It may look like we’ve greatly diminished if not eliminated the danger of Islamic extremism against American targets. In fact, Comey assures us, “that threat has metastasized.” Of course cancer is far more deadly once it spreads.

In this respect he resembles just about every bureaucrat in the history of government. He thinks that his agency is vitally important and growing more so every day. If there had been a Federal Bureau of Stagecoaches when passenger trains and cars came along, it would still be in business and finding ways to justify its preservation and expansion.

Terrorism has fed the FBI’s growth. Between 2001 and 2013, its budget nearly doubled after adjusting for inflation. But Comey was not pleased on arriving to learn that he would be inconvenienced by last year’s federal budget sequester.

“I was very surprised to learn how severe the potential cut is,” he complained. He warned he might have to cut 3,000 jobs. His estimate was inflated — the agency now says it eliminated just 2,200 positions through attrition. The agency’s website, however, says it has 35,344 employees — up by 30 percent since 2001.

Comey is upholding the tradition that once the government identifies an evil, the evil never goes away — it only gets bigger and tougher, requiring ever-increasing efforts to combat it. The Department of Energy was created during the “energy crisis” of the 1970s. The crisis didn’t last, but the department did.

To read more click here.

Former British Imam Convicted in Terror Trial in New York

By Benamin Wiser
New York Times.

NEW YORK — The fiery British cleric who prosecutors said had “devoted his life to violent jihad” and had dispatched young men around the world to train and fight was convicted of 11 terrorism-related charges on Monday in Manhattan.

Prosecutors had charged that the cleric, Mostafa Kamel Mostafa, a former imam at the Finsbury Park mosque in North London, helped to orchestratethe violent 1998 kidnappings of 16 American, British and Australian tourists in Yemen; had tried to create a terrorist training camp in Bly, Ore.; and had supported terrorism by sending one of his followers to train with Al Qaeda in Afghanistan.

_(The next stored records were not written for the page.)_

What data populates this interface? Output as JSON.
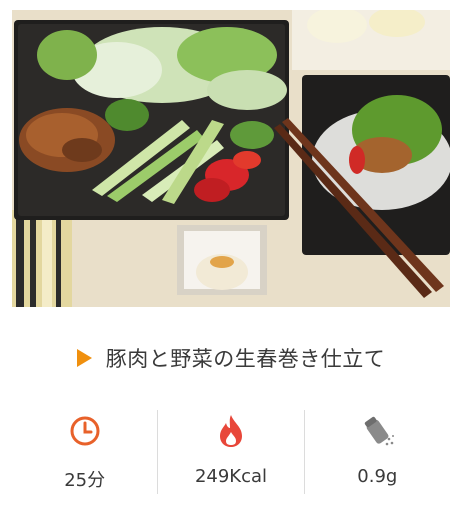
{
  "recipe": {
    "title": "豚肉と野菜の生春巻き仕立て",
    "photo_icon": "food-photo"
  },
  "stats": [
    {
      "icon": "clock-icon",
      "value": "25分",
      "color": "#e8612a"
    },
    {
      "icon": "flame-icon",
      "value": "249Kcal",
      "color": "#e8473a"
    },
    {
      "icon": "salt-shaker-icon",
      "value": "0.9g",
      "color": "#8a8a8a"
    }
  ],
  "colors": {
    "accent": "#f0900e",
    "divider": "#dcdcdc"
  }
}
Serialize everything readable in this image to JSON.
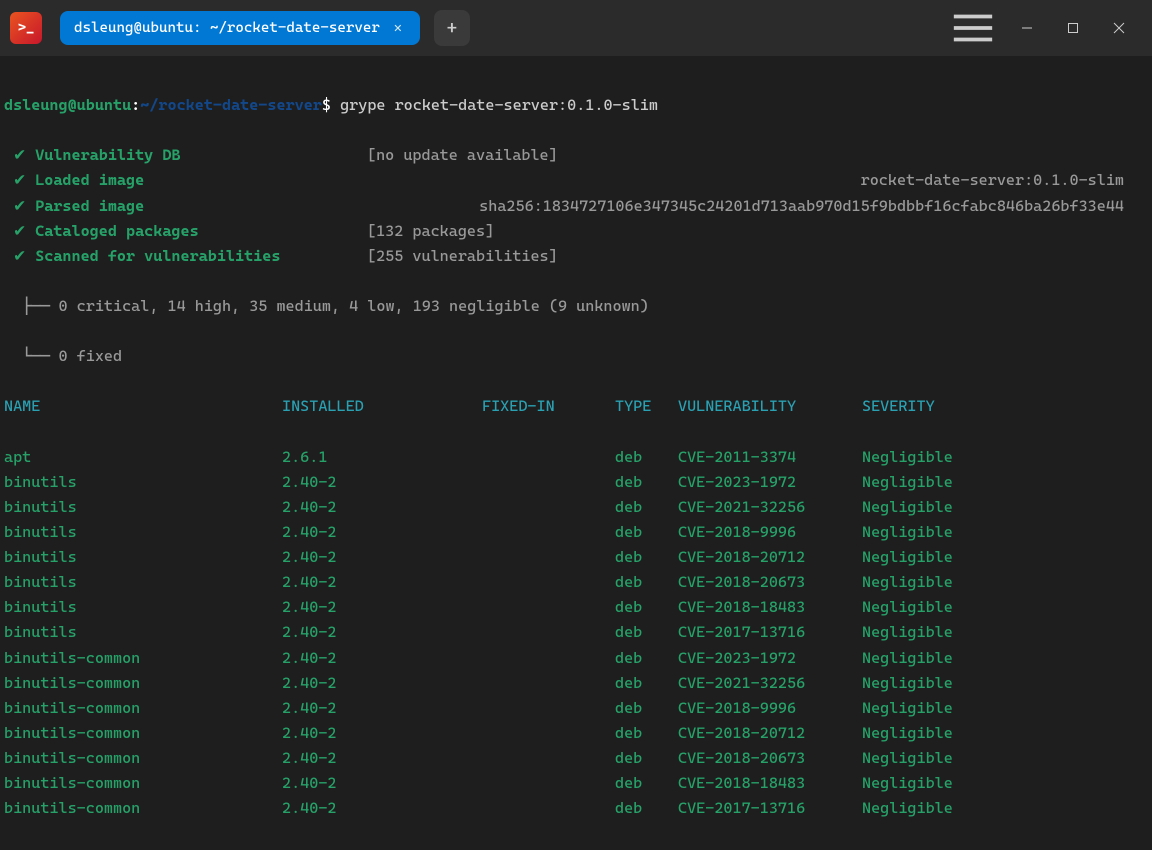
{
  "titlebar": {
    "app_icon_glyph": ">_",
    "tab_title": "dsleung@ubuntu: ~/rocket-date-server",
    "tab_close_glyph": "✕",
    "new_tab_glyph": "+"
  },
  "prompt": {
    "user_host": "dsleung@ubuntu",
    "colon": ":",
    "path": "~/rocket-date-server",
    "dollar": "$",
    "command": "grype rocket-date-server:0.1.0-slim"
  },
  "steps": [
    {
      "check": "✔",
      "label": "Vulnerability DB",
      "detail": "[no update available]",
      "right": ""
    },
    {
      "check": "✔",
      "label": "Loaded image",
      "detail": "",
      "right": "rocket-date-server:0.1.0-slim"
    },
    {
      "check": "✔",
      "label": "Parsed image",
      "detail": "",
      "right": "sha256:1834727106e347345c24201d713aab970d15f9bdbbf16cfabc846ba26bf33e44"
    },
    {
      "check": "✔",
      "label": "Cataloged packages",
      "detail": "[132 packages]",
      "right": ""
    },
    {
      "check": "✔",
      "label": "Scanned for vulnerabilities",
      "detail": "[255 vulnerabilities]",
      "right": ""
    }
  ],
  "summary": {
    "line1_prefix": "  ├── ",
    "line1": "0 critical, 14 high, 35 medium, 4 low, 193 negligible (9 unknown)",
    "line2_prefix": "  └── ",
    "line2": "0 fixed"
  },
  "headers": {
    "name": "NAME",
    "installed": "INSTALLED",
    "fixed": "FIXED-IN",
    "type": "TYPE",
    "vuln": "VULNERABILITY",
    "severity": "SEVERITY"
  },
  "rows": [
    {
      "name": "apt",
      "installed": "2.6.1",
      "fixed": "",
      "type": "deb",
      "vuln": "CVE-2011-3374",
      "severity": "Negligible"
    },
    {
      "name": "binutils",
      "installed": "2.40-2",
      "fixed": "",
      "type": "deb",
      "vuln": "CVE-2023-1972",
      "severity": "Negligible"
    },
    {
      "name": "binutils",
      "installed": "2.40-2",
      "fixed": "",
      "type": "deb",
      "vuln": "CVE-2021-32256",
      "severity": "Negligible"
    },
    {
      "name": "binutils",
      "installed": "2.40-2",
      "fixed": "",
      "type": "deb",
      "vuln": "CVE-2018-9996",
      "severity": "Negligible"
    },
    {
      "name": "binutils",
      "installed": "2.40-2",
      "fixed": "",
      "type": "deb",
      "vuln": "CVE-2018-20712",
      "severity": "Negligible"
    },
    {
      "name": "binutils",
      "installed": "2.40-2",
      "fixed": "",
      "type": "deb",
      "vuln": "CVE-2018-20673",
      "severity": "Negligible"
    },
    {
      "name": "binutils",
      "installed": "2.40-2",
      "fixed": "",
      "type": "deb",
      "vuln": "CVE-2018-18483",
      "severity": "Negligible"
    },
    {
      "name": "binutils",
      "installed": "2.40-2",
      "fixed": "",
      "type": "deb",
      "vuln": "CVE-2017-13716",
      "severity": "Negligible"
    },
    {
      "name": "binutils-common",
      "installed": "2.40-2",
      "fixed": "",
      "type": "deb",
      "vuln": "CVE-2023-1972",
      "severity": "Negligible"
    },
    {
      "name": "binutils-common",
      "installed": "2.40-2",
      "fixed": "",
      "type": "deb",
      "vuln": "CVE-2021-32256",
      "severity": "Negligible"
    },
    {
      "name": "binutils-common",
      "installed": "2.40-2",
      "fixed": "",
      "type": "deb",
      "vuln": "CVE-2018-9996",
      "severity": "Negligible"
    },
    {
      "name": "binutils-common",
      "installed": "2.40-2",
      "fixed": "",
      "type": "deb",
      "vuln": "CVE-2018-20712",
      "severity": "Negligible"
    },
    {
      "name": "binutils-common",
      "installed": "2.40-2",
      "fixed": "",
      "type": "deb",
      "vuln": "CVE-2018-20673",
      "severity": "Negligible"
    },
    {
      "name": "binutils-common",
      "installed": "2.40-2",
      "fixed": "",
      "type": "deb",
      "vuln": "CVE-2018-18483",
      "severity": "Negligible"
    },
    {
      "name": "binutils-common",
      "installed": "2.40-2",
      "fixed": "",
      "type": "deb",
      "vuln": "CVE-2017-13716",
      "severity": "Negligible"
    }
  ]
}
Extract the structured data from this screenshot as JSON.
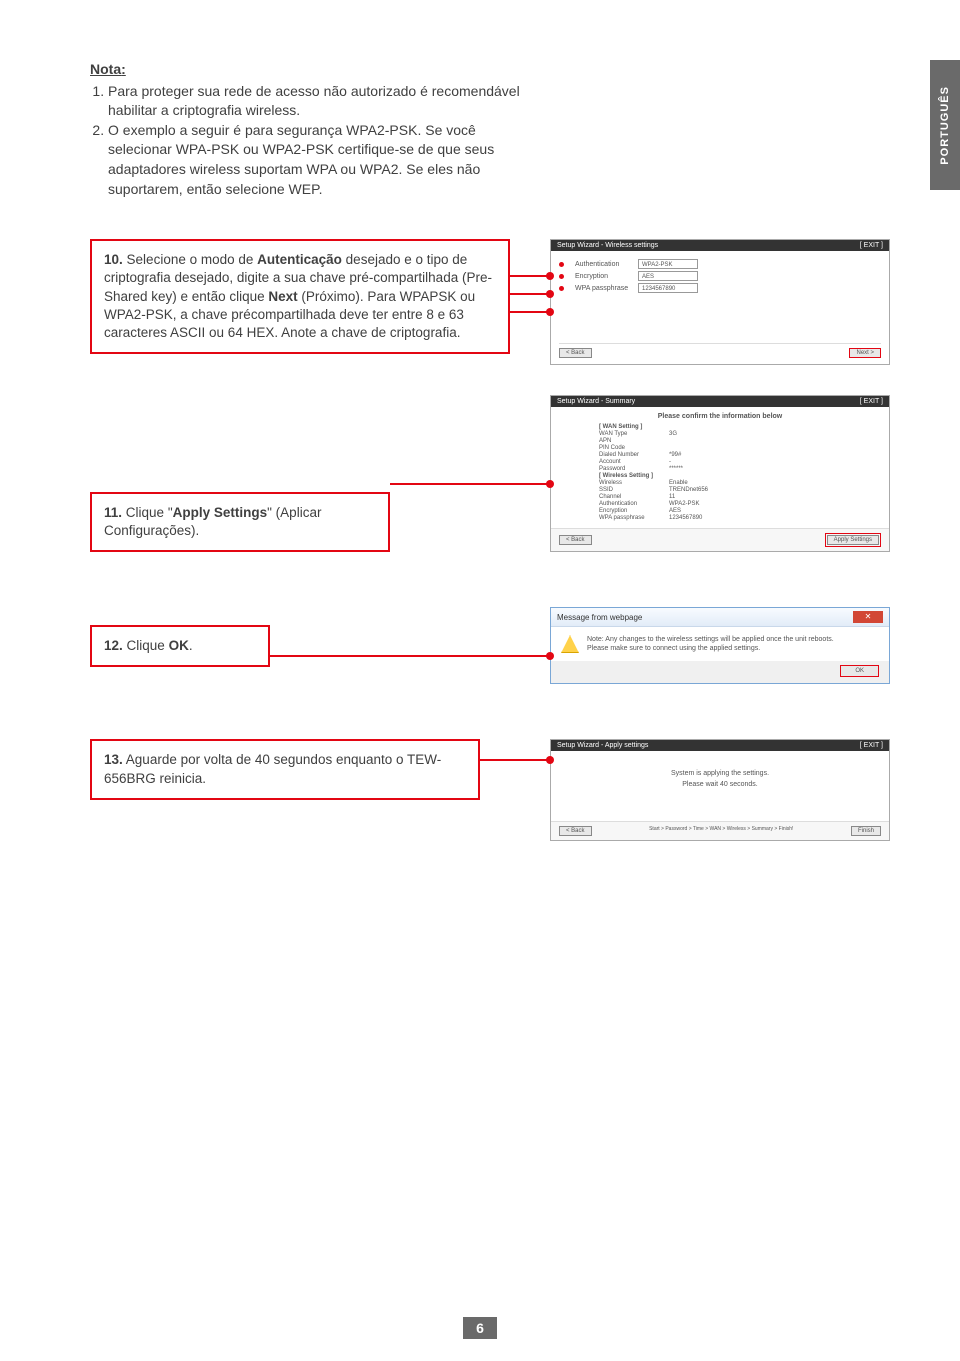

In the tourist abductions, four hostages were killed after their captors, a militant group allied with Mr. Mostafa, used them as shields during a Yemeni rescue operation. “He jumped at opportunities across the globe to support this violent jihad,” a prosecutor, Ian McGinley, told the jury in a closing argument on Wednesday.

To read the full story click here.